Although you may experience withdrawal symptoms when giving up these painkillers, they are not as intense as those of Heroin.
The Side Effects Of Heroin Withdrawal
Within twelve hours of their last Heroin dose, the user begins to experience withdrawal. Prescription opioids may look like withdrawal from Heroin. Heroin withdrawal happens at a much faster rate compared to the painkillers since it leaves the system much faster.
Withdrawal normally feels like a terrible case of the flu. With withdrawal symptoms peaking during the second or third day and the worst pain and discomfort lasts a week, as long as a bad flu.
Basic withdrawal signs:
Lack of Sleep
Aches in the muscles
Recovering Heroin addicts might suffer post-acute withdrawal symptoms depending on the level and length of use.
The brain's chemical build-up can be altered by extended Heroin abuse. After other withdrawal symptoms have passed, the effects on mood and behaviour can last months. Anxiousness, lack of sleep, irritability, tiredness and depression may last for much longer than other symptoms.
The duration of the withdrawal is based on a number of factors. Heroin withdrawal duration is based on the quantity of the drugs consumed and the duration for which it was taken.
It may take as little as six hours for the first of the withdrawal symptoms to start. Pains like muscular aches can begin to manifest during the first day. Over the next two days, this pain will increase. During this time, the user is likely to also experience anxiety, sleeplessness, diarrhoea, shaking and panic attacks.
By the time one gets to the third or fourth day, the full effects of withdrawal will be seen. During this period symptoms often include abdominal cramping, sweating, shivers and nausea / vomiting.
A week is basically the end of what is referred to as acute withdrawal. The common muscle aches and nausea will fade away during this time. Former users will start to feel more normal but still worn down and physically tired.
Once the acute withdrawal effects are gone, there can still be indications of withdrawal that may persist for months. These are due to usage of Heroin which alters the human brain functionality. Examples of the most frequent long lasting symptoms are anxiety, depression, insomnia, fatigue and irritability.
Detoxification From Heroin
It is important to detoxify from Heroin in an environment that is safe.
For someone detoxing without medical supervision, a complication from withdrawal from Heroin can arise and could cause fatality. Those who are experiencing withdrawal may also become severely dehydrated. They could even end up asphyxiating on their stomach contents as a result of vomiting and inhaling stomach contents.
In order to beat Heroin addiction, medical detox done under supervision is the most recommended.
Physicians in inpatient programs keep an eye on psychological withdrawal symptoms such as depression and anxiety. Other likely behaviours during this withdrawal period are self-harm and restarting Heroin usage. The risk of either complication occurring is reduced by Heroin detox.
Medications Used In Detoxification
The clinicians in the inpatient and outpatient rehab centres could prescribe drugs that would alleviate the withdrawal symptoms. These medications are helpful in the recovery phase as they will reduce the withdrawal symptoms as well as the craving for Heroin.
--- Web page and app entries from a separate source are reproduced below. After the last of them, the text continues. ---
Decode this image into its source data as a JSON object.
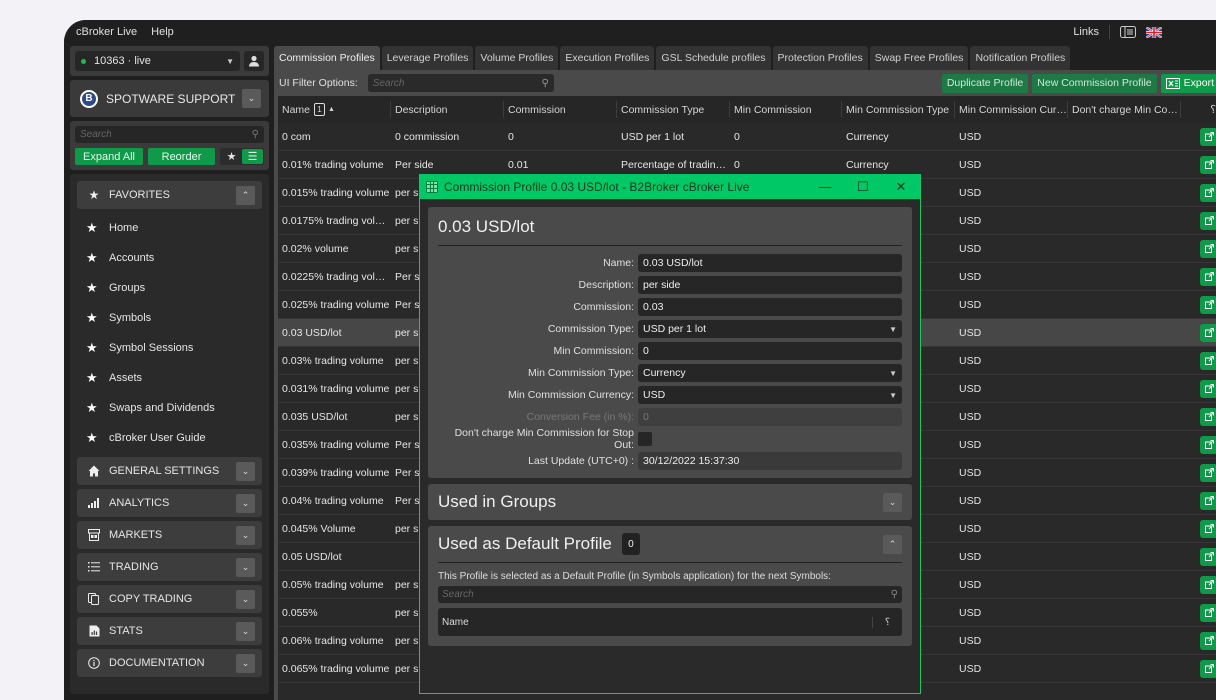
{
  "menubar": {
    "items": [
      "cBroker Live",
      "Help"
    ],
    "links_label": "Links"
  },
  "sidebar": {
    "account": {
      "label": "10363 · live",
      "status_color": "#1db954"
    },
    "brand": "SPOTWARE SUPPORT",
    "search_placeholder": "Search",
    "expand_all": "Expand All",
    "reorder": "Reorder",
    "favorites": {
      "label": "FAVORITES",
      "items": [
        "Home",
        "Accounts",
        "Groups",
        "Symbols",
        "Symbol Sessions",
        "Assets",
        "Swaps and Dividends",
        "cBroker User Guide"
      ]
    },
    "sections": [
      {
        "label": "GENERAL SETTINGS",
        "icon": "home-icon"
      },
      {
        "label": "ANALYTICS",
        "icon": "signal-bars-icon"
      },
      {
        "label": "MARKETS",
        "icon": "store-icon"
      },
      {
        "label": "TRADING",
        "icon": "list-icon"
      },
      {
        "label": "COPY TRADING",
        "icon": "copy-icon"
      },
      {
        "label": "STATS",
        "icon": "document-chart-icon"
      },
      {
        "label": "DOCUMENTATION",
        "icon": "info-icon"
      }
    ]
  },
  "tabs": [
    "Commission Profiles",
    "Leverage Profiles",
    "Volume Profiles",
    "Execution Profiles",
    "GSL Schedule profiles",
    "Protection Profiles",
    "Swap Free Profiles",
    "Notification Profiles"
  ],
  "active_tab": "Commission Profiles",
  "filter": {
    "label": "UI Filter Options:",
    "placeholder": "Search",
    "duplicate": "Duplicate Profile",
    "new": "New Commission Profile",
    "export": "Export"
  },
  "table": {
    "sort_index": "1",
    "columns": [
      "Name",
      "Description",
      "Commission",
      "Commission Type",
      "Min Commission",
      "Min Commission Type",
      "Min Commission Cur…",
      "Don't charge Min Co…"
    ],
    "rows": [
      {
        "name": "0 com",
        "description": "0 commission",
        "commission": "0",
        "type": "USD per 1 lot",
        "min": "0",
        "min_type": "Currency",
        "currency": "USD"
      },
      {
        "name": "0.01% trading volume",
        "description": "Per side",
        "commission": "0.01",
        "type": "Percentage of tradin…",
        "min": "0",
        "min_type": "Currency",
        "currency": "USD"
      },
      {
        "name": "0.015% trading volume",
        "description": "per s",
        "currency": "USD"
      },
      {
        "name": "0.0175% trading vol…",
        "description": "per s",
        "currency": "USD"
      },
      {
        "name": "0.02% volume",
        "description": "per s",
        "currency": "USD"
      },
      {
        "name": "0.0225% trading vol…",
        "description": "Per s",
        "currency": "USD"
      },
      {
        "name": "0.025% trading volume",
        "description": "Per s",
        "currency": "USD"
      },
      {
        "name": "0.03 USD/lot",
        "description": "per s",
        "currency": "USD",
        "selected": true
      },
      {
        "name": "0.03% trading volume",
        "description": "per s",
        "currency": "USD"
      },
      {
        "name": "0.031% trading volume",
        "description": "per s",
        "currency": "USD"
      },
      {
        "name": "0.035 USD/lot",
        "description": "per s",
        "currency": "USD"
      },
      {
        "name": "0.035% trading volume",
        "description": "Per s",
        "currency": "USD"
      },
      {
        "name": "0.039% trading volume",
        "description": "Per s",
        "currency": "USD"
      },
      {
        "name": "0.04% trading volume",
        "description": "Per s",
        "currency": "USD"
      },
      {
        "name": "0.045% Volume",
        "description": "per s",
        "currency": "USD"
      },
      {
        "name": "0.05 USD/lot",
        "description": "",
        "currency": "USD"
      },
      {
        "name": "0.05% trading volume",
        "description": "per s",
        "currency": "USD"
      },
      {
        "name": "0.055%",
        "description": "per s",
        "currency": "USD"
      },
      {
        "name": "0.06% trading volume",
        "description": "per s",
        "currency": "USD"
      },
      {
        "name": "0.065% trading volume",
        "description": "per s",
        "currency": "USD"
      }
    ]
  },
  "modal": {
    "title": "Commission Profile 0.03 USD/lot - B2Broker cBroker Live",
    "heading": "0.03 USD/lot",
    "fields": [
      {
        "label": "Name:",
        "value": "0.03 USD/lot",
        "kind": "text"
      },
      {
        "label": "Description:",
        "value": "per side",
        "kind": "text"
      },
      {
        "label": "Commission:",
        "value": "0.03",
        "kind": "text"
      },
      {
        "label": "Commission Type:",
        "value": "USD per 1 lot",
        "kind": "select"
      },
      {
        "label": "Min Commission:",
        "value": "0",
        "kind": "text"
      },
      {
        "label": "Min Commission Type:",
        "value": "Currency",
        "kind": "select"
      },
      {
        "label": "Min Commission Currency:",
        "value": "USD",
        "kind": "select"
      },
      {
        "label": "Conversion Fee (in %):",
        "value": "0",
        "kind": "disabled"
      },
      {
        "label": "Don't charge Min Commission for Stop Out:",
        "value": "",
        "kind": "checkbox",
        "checked": false
      },
      {
        "label": "Last Update (UTC+0) :",
        "value": "30/12/2022 15:37:30",
        "kind": "readonly"
      }
    ],
    "used_in_groups": "Used in Groups",
    "used_as_default": {
      "title": "Used as Default Profile",
      "count": "0",
      "description": "This Profile is selected as a Default Profile (in Symbols application) for the next Symbols:",
      "search_placeholder": "Search",
      "column": "Name"
    }
  },
  "colors": {
    "accent_green": "#0e9a48",
    "modal_title_green": "#00c866",
    "background": "#1f1f1f"
  }
}
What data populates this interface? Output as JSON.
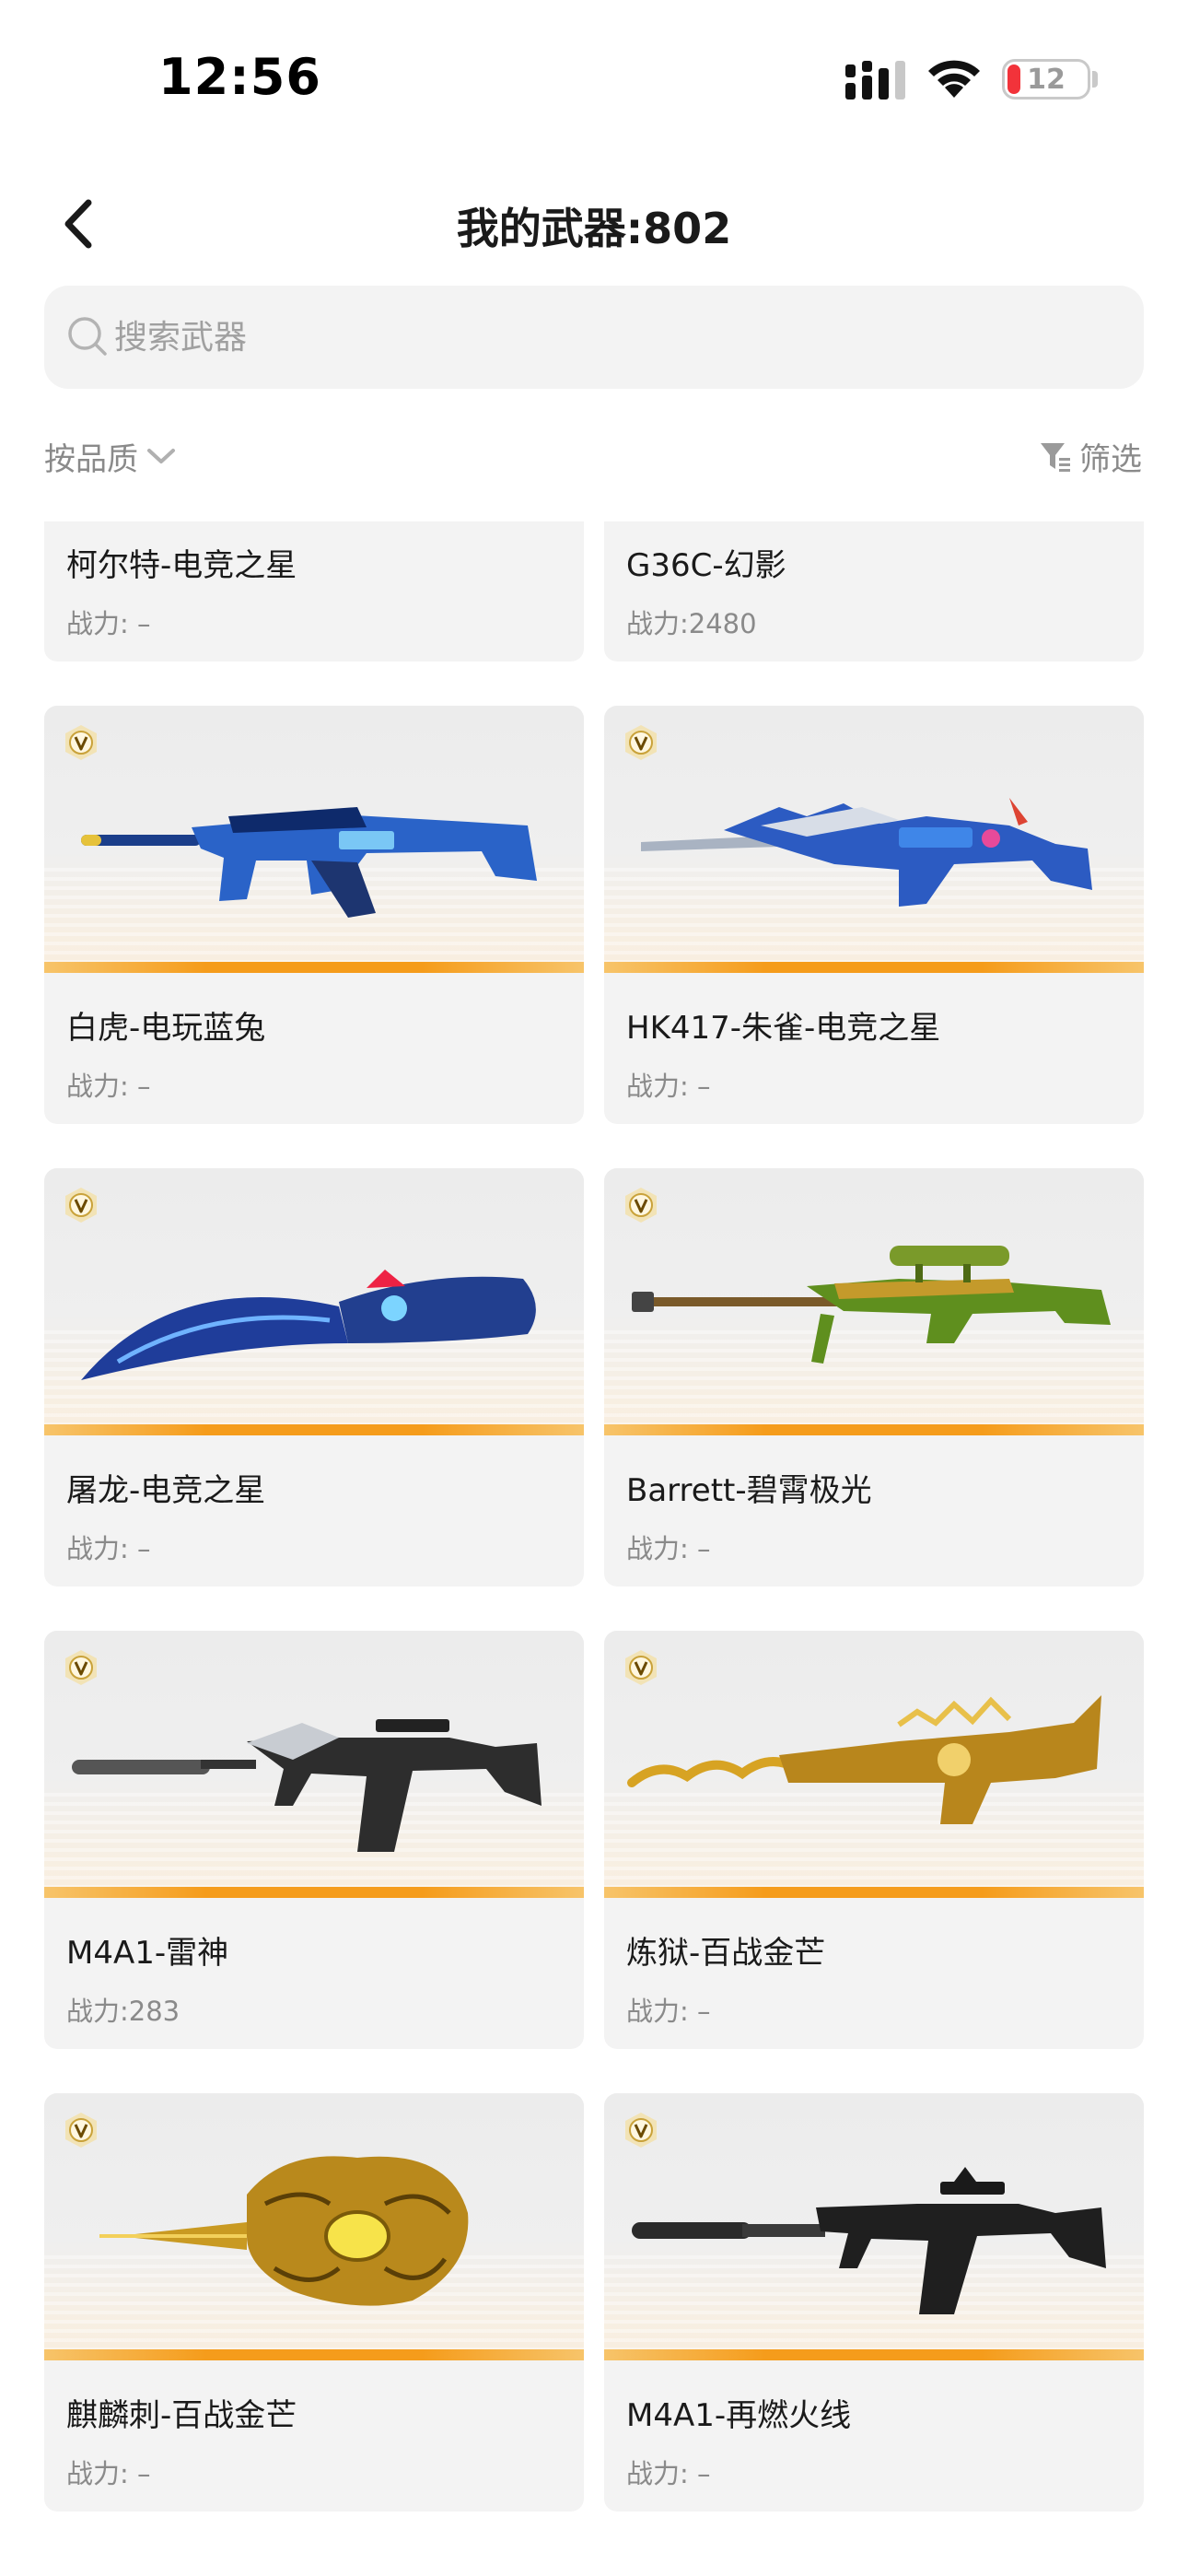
{
  "status_bar": {
    "time": "12:56",
    "battery_level": "12"
  },
  "header": {
    "title": "我的武器:802"
  },
  "search": {
    "placeholder": "搜索武器",
    "value": ""
  },
  "sort": {
    "label": "按品质"
  },
  "filter": {
    "label": "筛选"
  },
  "colors": {
    "accent": "#f59c1b",
    "muted_text": "#8a8a8a",
    "card_bg": "#f3f3f3",
    "battery_low": "#f2333a"
  },
  "weapons": [
    {
      "name": "柯尔特-电竞之星",
      "power": "战力: –",
      "icon": "rifle-icon"
    },
    {
      "name": "G36C-幻影",
      "power": "战力:2480",
      "icon": "rifle-icon"
    },
    {
      "name": "白虎-电玩蓝兔",
      "power": "战力: –",
      "icon": "assault-rifle-blue-icon",
      "vip": true
    },
    {
      "name": "HK417-朱雀-电竞之星",
      "power": "战力: –",
      "icon": "assault-rifle-blue-silver-icon",
      "vip": true
    },
    {
      "name": "屠龙-电竞之星",
      "power": "战力: –",
      "icon": "kukri-knife-icon",
      "vip": true
    },
    {
      "name": "Barrett-碧霄极光",
      "power": "战力: –",
      "icon": "sniper-rifle-green-icon",
      "vip": true
    },
    {
      "name": "M4A1-雷神",
      "power": "战力:283",
      "icon": "m4a1-black-icon",
      "vip": true
    },
    {
      "name": "炼狱-百战金芒",
      "power": "战力: –",
      "icon": "gatling-gold-dragon-icon",
      "vip": true
    },
    {
      "name": "麒麟刺-百战金芒",
      "power": "战力: –",
      "icon": "golden-dagger-icon",
      "vip": true
    },
    {
      "name": "M4A1-再燃火线",
      "power": "战力: –",
      "icon": "m4a1-classic-icon",
      "vip": true
    }
  ]
}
This is a low strength, slow-acting opiate medication that is used in weaning patients off Heroin as well as in the prevention of withdrawal symptoms.
People withdrawing from Heroin are normally prescribed this drug.
It minimizes physical symptoms and cravings such as muscular aches and vomiting.
Heroin cravings are relieved by this medication.
The parts of the brain that receive the Heroin are blocked by this drug.
The brain is coaxed by this drug to believe that Heroin cravings have left.
Available Addiction Treatments
Heroin is not an easy drug to beat thanks to the withdrawal symptoms. But it is possible for you to get over your Heroin addiction. Drug rehab facilities offer recovery programs for inpatient and outpatient Heroin detox.
Increasing the odds of recovery from moderate-to-severe Heroin addiction, medical professionals at an addiction centre need to pay 24-hour attention to inpatients.
Continuous medical examination and psychotherapy is advised for non-admitted patients. The recovering victims in such programs could stay at home and carry on with their daily routines, but the chances of maintaining a sober mind are relatively low.
Tackling your Heroin addiction is a great first step whether you have chosen an inpatient or outpatient drug rehab. Specialists for addiction treatment are available to help you avoid relapse and to treat withdrawal. Find a treatment centre that's close to you.